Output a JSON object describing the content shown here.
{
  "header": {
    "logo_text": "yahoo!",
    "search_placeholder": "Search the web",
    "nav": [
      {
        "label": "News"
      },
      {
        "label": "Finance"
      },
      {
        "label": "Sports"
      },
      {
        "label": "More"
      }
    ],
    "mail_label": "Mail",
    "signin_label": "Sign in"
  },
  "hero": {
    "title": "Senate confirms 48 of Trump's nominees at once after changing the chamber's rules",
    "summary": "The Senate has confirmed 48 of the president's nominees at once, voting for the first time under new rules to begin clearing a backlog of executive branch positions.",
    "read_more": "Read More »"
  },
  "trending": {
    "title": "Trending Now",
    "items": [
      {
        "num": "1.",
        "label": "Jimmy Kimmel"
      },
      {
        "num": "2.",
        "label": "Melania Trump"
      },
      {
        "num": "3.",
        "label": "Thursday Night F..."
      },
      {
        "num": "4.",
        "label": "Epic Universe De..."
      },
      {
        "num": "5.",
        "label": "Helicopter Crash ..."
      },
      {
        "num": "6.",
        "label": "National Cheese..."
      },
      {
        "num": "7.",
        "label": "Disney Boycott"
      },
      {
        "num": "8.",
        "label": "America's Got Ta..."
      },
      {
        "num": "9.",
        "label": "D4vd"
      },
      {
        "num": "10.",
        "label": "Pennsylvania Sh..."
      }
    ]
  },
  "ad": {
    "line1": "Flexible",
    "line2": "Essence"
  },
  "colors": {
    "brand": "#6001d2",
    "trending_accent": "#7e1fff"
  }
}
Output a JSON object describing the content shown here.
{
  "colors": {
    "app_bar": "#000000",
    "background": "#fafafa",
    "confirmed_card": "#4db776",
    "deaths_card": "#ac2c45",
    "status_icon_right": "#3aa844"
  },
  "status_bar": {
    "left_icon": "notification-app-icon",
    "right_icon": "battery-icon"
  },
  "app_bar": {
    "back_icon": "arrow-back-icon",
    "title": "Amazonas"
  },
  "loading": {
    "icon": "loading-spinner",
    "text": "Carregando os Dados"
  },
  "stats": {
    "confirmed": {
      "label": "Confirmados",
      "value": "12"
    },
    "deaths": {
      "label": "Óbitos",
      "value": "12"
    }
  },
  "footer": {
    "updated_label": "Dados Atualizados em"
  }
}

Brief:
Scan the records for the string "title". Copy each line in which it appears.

Answer to the problem:
    "title": "Senate confirms 48 of Trump's nominees at once after changing the chamber's rules",
    "title": "Trending Now",
    "title": "Amazonas"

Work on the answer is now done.